For all the world it was an idyllic scene. The mother, in a rocking chair, slowly rocking her 9 month old baby. Cooing to him and singing him lullabies, surrounded by the trappings of the post-Christmas season; Christmas PJ’s, ‘cuddlies’ and toys.
And I sat on the floor, invited there by Parents (as I have been invited to share their story) and marvelled at the scene of the unspeakable love and bond between mother and child.
But, I’m afraid, this was no ordinary room. It was a room in a hospice, and this little baby was severely ill. I had seen him in another place a number of times and, at the parent’s request, had come to see him here as well. I’d been asked to pray for him because now he was close to the end of his life.
As I sat there, it was almost as if I was looking down on this scene from above, and it dawned on me that it was a huge privilege to be invited into this room by the family. To share, in some small measure, something of the journey of this family is an honour that I won’t take for granted. But then I guess that is “chaplaincy” – the invitation into people’s lives in times of crisis.

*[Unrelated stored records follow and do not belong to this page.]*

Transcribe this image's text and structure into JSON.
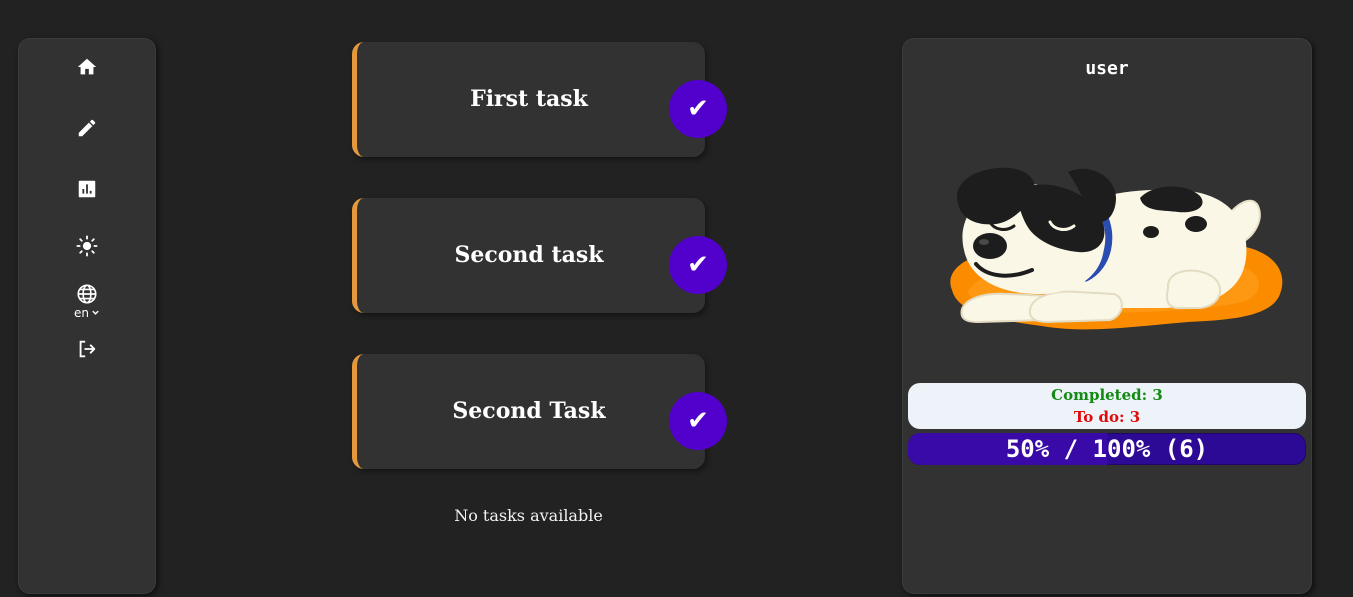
{
  "sidebar": {
    "items": [
      {
        "name": "home",
        "icon": "home-icon"
      },
      {
        "name": "edit",
        "icon": "pencil-icon"
      },
      {
        "name": "stats",
        "icon": "chart-icon"
      },
      {
        "name": "theme",
        "icon": "sun-icon"
      },
      {
        "name": "language",
        "icon": "globe-icon",
        "value": "en"
      },
      {
        "name": "logout",
        "icon": "logout-icon"
      }
    ]
  },
  "tasks": [
    {
      "title": "First task",
      "done_icon": "✔"
    },
    {
      "title": "Second task",
      "done_icon": "✔"
    },
    {
      "title": "Second Task",
      "done_icon": "✔"
    }
  ],
  "empty_message": "No tasks available",
  "profile": {
    "username": "user",
    "avatar": "sleeping-dog-illustration",
    "completed_label": "Completed: 3",
    "todo_label": "To do: 3",
    "progress_text": "50% / 100% (6)",
    "progress_percent": 50
  },
  "colors": {
    "accent": "#e5993d",
    "check": "#5200cc",
    "completed": "#138a13",
    "todo": "#e00b0b",
    "progress": "#2d0a96"
  }
}
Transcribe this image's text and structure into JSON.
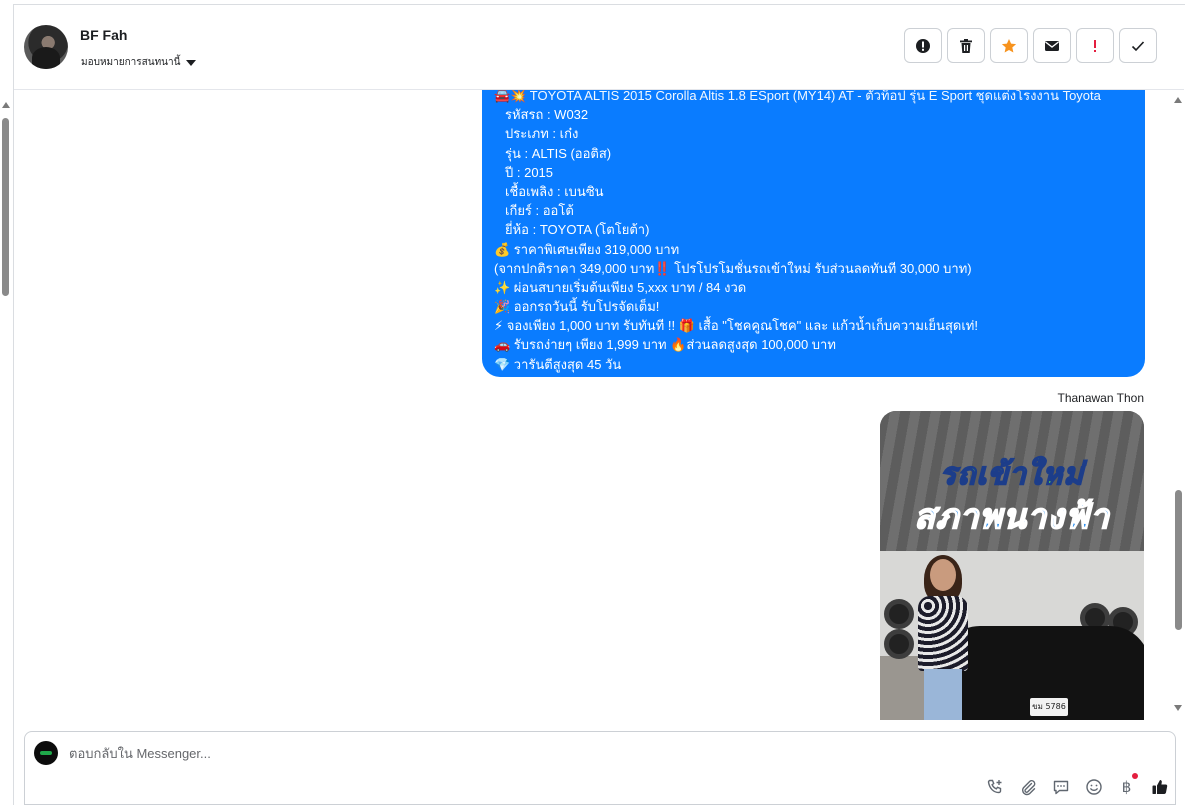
{
  "contact": {
    "name": "BF Fah",
    "assign_label": "มอบหมายการสนทนานี้"
  },
  "actions": [
    {
      "name": "report-icon",
      "color": "#1c1e21"
    },
    {
      "name": "delete-icon",
      "color": "#1c1e21"
    },
    {
      "name": "star-icon",
      "color": "#f7931e"
    },
    {
      "name": "mail-icon",
      "color": "#1c1e21"
    },
    {
      "name": "alert-icon",
      "color": "#e41e3f"
    },
    {
      "name": "check-icon",
      "color": "#1c1e21"
    }
  ],
  "message": {
    "bubble_color": "#0a7cff",
    "lines": [
      "🚘💥 TOYOTA ALTIS 2015 Corolla Altis 1.8 ESport (MY14) AT - ตัวท็อป รุ่น E Sport ชุดแต่งโรงงาน Toyota",
      "รหัสรถ : W032",
      "ประเภท : เก๋ง",
      "รุ่น : ALTIS (ออติส)",
      "ปี : 2015",
      "เชื้อเพลิง : เบนซิน",
      "เกียร์ : ออโต้",
      "ยี่ห้อ : TOYOTA (โตโยต้า)",
      "💰 ราคาพิเศษเพียง 319,000 บาท",
      "(จากปกติราคา 349,000 บาท‼️ โปรโปรโมชั่นรถเข้าใหม่ รับส่วนลดทันที 30,000 บาท)",
      "✨ ผ่อนสบายเริ่มต้นเพียง 5,xxx บาท / 84 งวด",
      "🎉 ออกรถวันนี้ รับโปรจัดเต็ม!",
      "⚡ จองเพียง 1,000 บาท รับทันที !! 🎁 เสื้อ \"โชคคูณโชค\" และ แก้วน้ำเก็บความเย็นสุดเท่!",
      "🚗 รับรถง่ายๆ เพียง 1,999 บาท 🔥ส่วนลดสูงสุด 100,000 บาท",
      "💎 วารันตีสูงสุด 45 วัน"
    ]
  },
  "image_message": {
    "sender": "Thanawan Thon",
    "headline_1": "รถเข้าใหม่",
    "headline_2": "สภาพนางฟ้า",
    "plate": "ขม 5786"
  },
  "composer": {
    "placeholder": "ตอบกลับใน Messenger...",
    "tools": [
      "phone-add-icon",
      "attach-icon",
      "saved-reply-icon",
      "emoji-icon",
      "baht-icon",
      "like-icon"
    ],
    "baht_symbol": "฿"
  }
}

Then Mom said: “Do you want a cuddle with him?” So it was my turn to sit in the rocking chair, and in amidst all the wires and tubes, to have him stare into my eyes and me look back – wishing things could be different.
We prayed for this little one, and cried, and hugged. And afterwards, in the comfort of my own home that evening, they phoned to say that the baby had passed away.
I don’t know why these things happen. I have no fancy words or explanations. All I know is that being in that place, alongside this family, was where I belonged for a time. Mom and Dad have asked me to take his funeral; and together with them I will do my best to lay him to rest and to honour his contribution to the world. He was loved and, I believe, gave love in return. And now, the rocking chair has stopped rocking; but the picture of love that I saw in that place between mum and baby will stay with me forever.